A is for aronia, berry member of the apple family, clothes-stainer, superfruit with reputed healing power. D is for durian, endowed with a dramatic rind and a shifting odor—peaches, old garlic. M is for medlar, name-checked by Shakespeare for its crude shape, beloved by gardeners for its flowers. Q is for quince, which, when fresh, gives off the scent of “roses and citrus and rich women’s perfume” but if eaten raw is so astringent it wicks the juice from one’s mouth.
In a work of unique invention, these and other difficult fruits serve as the central ingredients of twenty-six lyrical essays (with recipes). What makes a fruit difficult? Its cultivation, its harvest, its preparation, the brevity of its moment for ripeness, its tendency toward rot or poison, the way it might overrun your garden. Here, these fruits will take you on unexpected turns and give sideways insights into relationships, self-care, land stewardship, medical and botanical history, and so much more. What if the primary way you show love is through baking, but your partner suffers from celiac disease? Why leave in the pits for Willa Cather’s plum jam? How can we rely on bodies as fragile as the fruits that nourish them?
Kate Lebo’s unquenchable curiosity promises adventure: intimate, sensuous, ranging, bitter, challenging, rotten, ripe. After reading The Book of Difficult Fruit, you will never think of sweetness the same way again. (from the publisher)
Kate Lebo’s other work includes the anthology Pie & Whiskey: Writers Under the Influence of Butter and Booze (Sasquatch Books), which she edited with Samuel Ligon, and her essay about listening through hearing loss, “The Loudproof Room,” originally published in New England Review and anthologized in The Best American Essays.
Kate is also the author of Pie School: Lessons in Fruit, Flour & Butter (Sasquatch Books) and the poetry/ephemera/recipe collection A Commonplace Book of Pie (Chin Music Press). Her poems and essays have appeared in This is the Place: Women Writing About Home, Ghosts of Seattle Past, Best New Poets, Gettysburg Review, Willow Springs, The Inlander, and Poetry Northwest, among others.
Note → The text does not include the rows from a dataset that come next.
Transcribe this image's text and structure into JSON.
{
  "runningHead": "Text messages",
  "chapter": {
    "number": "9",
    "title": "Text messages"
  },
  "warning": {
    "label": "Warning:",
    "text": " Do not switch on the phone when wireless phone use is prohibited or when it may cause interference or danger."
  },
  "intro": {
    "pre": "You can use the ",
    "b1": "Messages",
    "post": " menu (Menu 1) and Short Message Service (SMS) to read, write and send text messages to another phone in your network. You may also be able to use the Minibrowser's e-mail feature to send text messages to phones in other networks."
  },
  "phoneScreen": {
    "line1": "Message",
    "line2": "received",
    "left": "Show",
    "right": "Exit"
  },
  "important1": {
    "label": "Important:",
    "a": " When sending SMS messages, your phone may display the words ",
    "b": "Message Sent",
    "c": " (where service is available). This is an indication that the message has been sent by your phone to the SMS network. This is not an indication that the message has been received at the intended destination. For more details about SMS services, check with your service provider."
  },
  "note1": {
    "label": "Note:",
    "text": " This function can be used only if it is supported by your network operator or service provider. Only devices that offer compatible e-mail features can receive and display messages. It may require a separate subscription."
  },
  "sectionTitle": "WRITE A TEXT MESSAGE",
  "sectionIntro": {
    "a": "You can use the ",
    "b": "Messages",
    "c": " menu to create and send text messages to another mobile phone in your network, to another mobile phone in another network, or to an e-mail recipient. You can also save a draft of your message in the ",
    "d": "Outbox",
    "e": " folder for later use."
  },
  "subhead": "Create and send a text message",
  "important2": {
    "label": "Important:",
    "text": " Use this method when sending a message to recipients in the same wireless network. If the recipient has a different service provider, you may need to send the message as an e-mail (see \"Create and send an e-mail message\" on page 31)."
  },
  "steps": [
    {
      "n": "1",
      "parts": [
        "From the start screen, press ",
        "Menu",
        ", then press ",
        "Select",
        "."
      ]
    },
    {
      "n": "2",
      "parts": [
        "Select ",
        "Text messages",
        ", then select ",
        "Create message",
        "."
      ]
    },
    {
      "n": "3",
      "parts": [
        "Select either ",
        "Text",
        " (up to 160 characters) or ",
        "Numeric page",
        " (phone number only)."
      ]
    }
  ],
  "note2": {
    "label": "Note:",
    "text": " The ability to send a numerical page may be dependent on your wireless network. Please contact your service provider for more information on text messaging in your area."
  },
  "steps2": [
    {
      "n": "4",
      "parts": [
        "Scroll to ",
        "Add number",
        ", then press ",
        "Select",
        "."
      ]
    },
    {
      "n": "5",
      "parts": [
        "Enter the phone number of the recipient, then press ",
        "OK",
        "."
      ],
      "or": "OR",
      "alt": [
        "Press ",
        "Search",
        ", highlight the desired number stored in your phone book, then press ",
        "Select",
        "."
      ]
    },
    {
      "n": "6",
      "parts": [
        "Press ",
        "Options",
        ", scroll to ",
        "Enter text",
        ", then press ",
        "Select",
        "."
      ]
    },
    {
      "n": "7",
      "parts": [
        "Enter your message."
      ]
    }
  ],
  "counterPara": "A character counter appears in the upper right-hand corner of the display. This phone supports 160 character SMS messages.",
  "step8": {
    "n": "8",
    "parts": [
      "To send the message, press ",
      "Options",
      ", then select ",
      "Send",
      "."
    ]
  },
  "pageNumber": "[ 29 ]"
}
She lives in Spokane, Washington.
Spokane Is Reading is one of the longest-running community reads in the state of Washington, designed to encourage reading among and discussion in the community around a common topic—a book.
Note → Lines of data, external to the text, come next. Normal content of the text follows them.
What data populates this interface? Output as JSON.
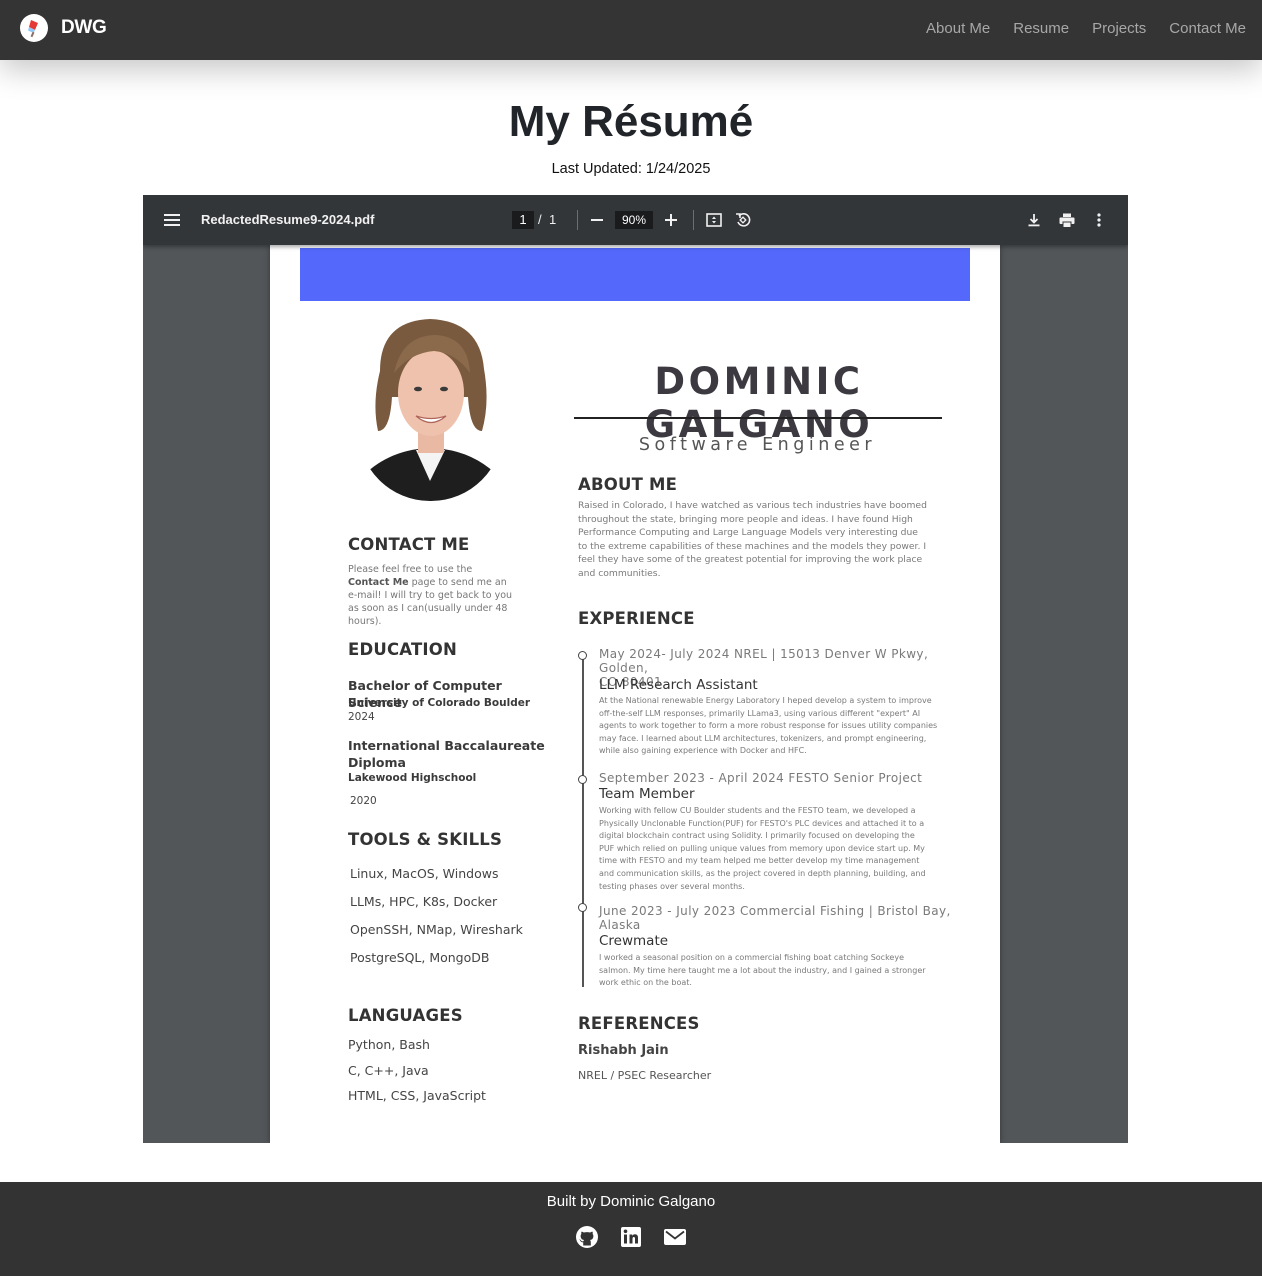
{
  "navbar": {
    "brand": "DWG",
    "links": [
      "About Me",
      "Resume",
      "Projects",
      "Contact Me"
    ]
  },
  "header": {
    "title": "My Résumé",
    "last_updated": "Last Updated: 1/24/2025"
  },
  "pdf_viewer": {
    "filename": "RedactedResume9-2024.pdf",
    "current_page": "1",
    "page_separator": "/",
    "total_pages": "1",
    "zoom": "90%",
    "icons": [
      "menu-icon",
      "zoom-out-icon",
      "zoom-in-icon",
      "fit-page-icon",
      "rotate-icon",
      "download-icon",
      "print-icon",
      "more-options-icon"
    ]
  },
  "resume": {
    "banner_color": "#5469fb",
    "name": "DOMINIC GALGANO",
    "role": "Software Engineer",
    "about": {
      "heading": "ABOUT ME",
      "lines": [
        "Raised in Colorado, I have watched as various tech industries have boomed",
        "throughout the state, bringing more people and ideas. I have found High",
        "Performance Computing and Large Language Models very interesting due",
        "to the extreme capabilities of these machines and the models they power. I",
        "feel they have some of the greatest potential for improving the work place",
        "and communities."
      ]
    },
    "contact": {
      "heading": "CONTACT ME",
      "line1": "Please feel free to use the",
      "bold": "Contact Me",
      "line2_rest": " page to send me an",
      "line3": "e-mail! I will try to get back to you",
      "line4": "as soon as I can(usually under 48",
      "line5": "hours)."
    },
    "education": {
      "heading": "EDUCATION",
      "items": [
        {
          "degree": "Bachelor of Computer Science",
          "institution": "University of Colorado Boulder",
          "year": "2024"
        },
        {
          "degree": "International Baccalaureate Diploma",
          "institution": "Lakewood Highschool",
          "year": "2020"
        }
      ]
    },
    "skills": {
      "heading": "TOOLS & SKILLS",
      "items": [
        "Linux, MacOS, Windows",
        "LLMs, HPC, K8s, Docker",
        "OpenSSH, NMap, Wireshark",
        "PostgreSQL, MongoDB"
      ]
    },
    "languages": {
      "heading": "LANGUAGES",
      "items": [
        "Python, Bash",
        "C, C++, Java",
        "HTML, CSS, JavaScript"
      ]
    },
    "experience": {
      "heading": "EXPERIENCE",
      "items": [
        {
          "date_lines": [
            "May 2024- July 2024 NREL | 15013 Denver W Pkwy, Golden,",
            "CO 80401"
          ],
          "title": "LLM Research Assistant",
          "desc_lines": [
            "At the National renewable Energy Laboratory I heped develop a system to improve",
            "off-the-self LLM responses, primarily LLama3, using various different \"expert\" AI",
            "agents to work together to form a more robust response for issues utility companies",
            "may face. I learned about LLM architectures, tokenizers, and prompt engineering,",
            "while also gaining experience with Docker and HFC."
          ]
        },
        {
          "date_lines": [
            "September 2023 - April 2024 FESTO Senior Project"
          ],
          "title": "Team Member",
          "desc_lines": [
            "Working with fellow CU Boulder students and the FESTO team, we developed a",
            "Physically Unclonable Function(PUF) for FESTO's PLC devices and attached it to a",
            "digital blockchain contract using Solidity. I primarily focused on developing the",
            "PUF which relied on pulling unique values from memory upon device start up. My",
            "time with FESTO and my team helped me better develop my time management",
            "and communication skills, as the project covered in depth planning, building, and",
            "testing phases over several months."
          ]
        },
        {
          "date_lines": [
            "June 2023 - July 2023 Commercial Fishing | Bristol Bay,",
            "Alaska"
          ],
          "title": "Crewmate",
          "desc_lines": [
            "I worked a seasonal position on a commercial fishing boat catching Sockeye",
            "salmon. My time here taught me a lot about the industry, and I gained a stronger",
            "work ethic on the boat."
          ]
        }
      ]
    },
    "references": {
      "heading": "REFERENCES",
      "name": "Rishabh Jain",
      "role": "NREL / PSEC Researcher"
    }
  },
  "footer": {
    "text": "Built by Dominic Galgano",
    "icons": [
      "github-icon",
      "linkedin-icon",
      "email-icon"
    ]
  }
}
Over the years, the program has celebrated such authors as Madeline Miller, Amy Stewart, Chris Cleave, Mary Roach, Maria Semple, Jess Walter, and Kent Haruf.
Generous support for Spokane Is Reading comes from the Friends of the Library groups in Spokane County and the City of Spokane, the Humanities Washington Opportunity Grant, and readers throughout Spokane County.
Spokane Is Reading is a nonprofit 501(c)(3) organization and the collaborative effort of Spokane Public Library, Spokane County Library District, and Auntie’s Bookstore. You can learn more about the organization, including how to donate, at www.spokaneisreading.org.